Phase 4 the writers called developing the breakthroughs. The team begins this phase by conducting a creative session/workshop with a mix of lead users and in-house marketing and technical people combined with the lead user team itself. Such sessions can last several days. Typically they work in small groups of 2 to 4 people. The goal is to develop concepts of interesting and even high potential new products. In most cases, the ideas and solutions coming from lead users are starting points for bigger solutions. By combining the capabilities and expertise of the lead users with the company’s internal capabilities and expertise, bigger, more efficient, higher value solutions often are the result. Phase 4 concludes with a recommendation to the team’s management. Next steps can involve a number of possibilities – concept research, quantitative research to estimate your one sales, rapid prototyping, and an agreed to stage gate process to name a few of the possible next steps.
Here are a few of my observations regarding this process.
First, this process is very consistent with many elements of quantum idea generation. The lead user process leverages external expertise with internal experts – a core principle in the diversity element of quantum idea generation. Lead user solutions often provide great stimulus for idea generation. Again, this is a critical component to quantum idea generation’s ability to generate at least 12 X more ideas than brainstorming.
Second, in my business management and innovation responsibilities at companies like Procter & Gamble and Gallo, we identified another group that provided rich learning. We called this group heavy users, usually because they bought the product far more frequently and used it in greater quantity. They often did this because their needs were different than the average user and learning about these needs could be very beneficial. Because they had a much higher level of engagement with the product they could also communicate their likes/dislikes and ways that they thought the product could be better.

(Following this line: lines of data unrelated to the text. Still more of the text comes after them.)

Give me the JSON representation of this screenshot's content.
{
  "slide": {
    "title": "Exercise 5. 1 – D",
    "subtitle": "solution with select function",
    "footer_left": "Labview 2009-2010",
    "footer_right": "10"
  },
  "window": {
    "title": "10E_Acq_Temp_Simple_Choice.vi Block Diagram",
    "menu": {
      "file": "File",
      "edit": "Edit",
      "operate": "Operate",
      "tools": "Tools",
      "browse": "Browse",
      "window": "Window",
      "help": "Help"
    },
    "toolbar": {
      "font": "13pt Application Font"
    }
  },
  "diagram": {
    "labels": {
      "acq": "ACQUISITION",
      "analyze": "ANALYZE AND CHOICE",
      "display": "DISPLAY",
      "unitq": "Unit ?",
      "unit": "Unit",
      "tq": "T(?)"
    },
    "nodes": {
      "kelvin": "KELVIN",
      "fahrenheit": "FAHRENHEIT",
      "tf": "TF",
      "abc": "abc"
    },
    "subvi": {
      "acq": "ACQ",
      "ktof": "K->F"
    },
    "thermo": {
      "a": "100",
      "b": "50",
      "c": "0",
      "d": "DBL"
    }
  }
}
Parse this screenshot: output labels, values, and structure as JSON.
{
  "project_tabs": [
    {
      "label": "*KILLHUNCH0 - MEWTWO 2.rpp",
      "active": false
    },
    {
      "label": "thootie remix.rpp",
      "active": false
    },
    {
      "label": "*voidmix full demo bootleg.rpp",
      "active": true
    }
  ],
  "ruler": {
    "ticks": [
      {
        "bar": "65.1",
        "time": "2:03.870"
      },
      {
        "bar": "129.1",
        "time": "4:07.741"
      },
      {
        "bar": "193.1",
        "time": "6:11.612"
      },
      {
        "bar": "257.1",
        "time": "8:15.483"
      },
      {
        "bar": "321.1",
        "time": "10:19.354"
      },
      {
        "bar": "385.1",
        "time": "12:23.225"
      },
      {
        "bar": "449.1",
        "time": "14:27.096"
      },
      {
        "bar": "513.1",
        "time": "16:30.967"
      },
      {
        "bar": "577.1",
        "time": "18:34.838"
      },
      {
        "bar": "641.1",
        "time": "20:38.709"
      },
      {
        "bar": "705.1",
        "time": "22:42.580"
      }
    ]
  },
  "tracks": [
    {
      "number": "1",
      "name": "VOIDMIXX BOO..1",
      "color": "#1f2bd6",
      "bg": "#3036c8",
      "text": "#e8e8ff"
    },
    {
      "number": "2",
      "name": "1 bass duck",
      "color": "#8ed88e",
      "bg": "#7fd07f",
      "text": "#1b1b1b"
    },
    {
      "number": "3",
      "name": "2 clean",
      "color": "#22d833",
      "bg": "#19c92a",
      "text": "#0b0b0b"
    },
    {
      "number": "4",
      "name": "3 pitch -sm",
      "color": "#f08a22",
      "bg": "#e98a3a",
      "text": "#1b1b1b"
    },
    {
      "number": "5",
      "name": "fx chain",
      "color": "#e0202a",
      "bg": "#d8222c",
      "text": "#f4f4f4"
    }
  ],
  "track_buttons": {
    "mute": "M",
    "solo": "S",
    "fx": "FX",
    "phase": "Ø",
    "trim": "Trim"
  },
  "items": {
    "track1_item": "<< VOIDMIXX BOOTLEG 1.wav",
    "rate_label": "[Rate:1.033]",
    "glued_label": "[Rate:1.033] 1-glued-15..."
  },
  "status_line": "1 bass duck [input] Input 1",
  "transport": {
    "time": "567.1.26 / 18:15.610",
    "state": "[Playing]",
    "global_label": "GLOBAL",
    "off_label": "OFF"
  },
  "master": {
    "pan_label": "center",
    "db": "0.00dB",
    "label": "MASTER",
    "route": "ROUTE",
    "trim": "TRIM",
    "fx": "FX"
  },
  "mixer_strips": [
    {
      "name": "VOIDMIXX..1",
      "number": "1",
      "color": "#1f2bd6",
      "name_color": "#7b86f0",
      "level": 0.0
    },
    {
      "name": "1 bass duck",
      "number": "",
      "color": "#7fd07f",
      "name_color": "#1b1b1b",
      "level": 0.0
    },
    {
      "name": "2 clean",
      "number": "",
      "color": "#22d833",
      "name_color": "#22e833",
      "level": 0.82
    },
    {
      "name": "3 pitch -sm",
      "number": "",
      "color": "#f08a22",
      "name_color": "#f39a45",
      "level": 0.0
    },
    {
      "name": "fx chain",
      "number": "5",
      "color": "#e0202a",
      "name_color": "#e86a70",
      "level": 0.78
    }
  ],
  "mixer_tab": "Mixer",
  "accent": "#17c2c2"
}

This was a group that you wanted to visit them in their homes where they actually use the product. It provided very rich learning in many cases.
The major insight in this podcast is that there are groups of your current customers/consumers who can provide you very beneficial learning. This learning can often jumpstart your innovation program. The chances for success tend to be above average because they start and well grounded consumer experience.
You will need to decide which groups are most important to your business. The key point is that every business has groups of users that provide well above average learning.
There’s an important caveat in this process. In my experience, when you ask users, even lead users and heavy users, how a product can be made better their ideas are often fairly modest and close in. Nonetheless, they can mark an important beginning point that can fuel your innovation program.
As always, I think you’ll find these insights can immediately help your innovation program. These insights can lead to the breakthroughs that help you to sell more and make more.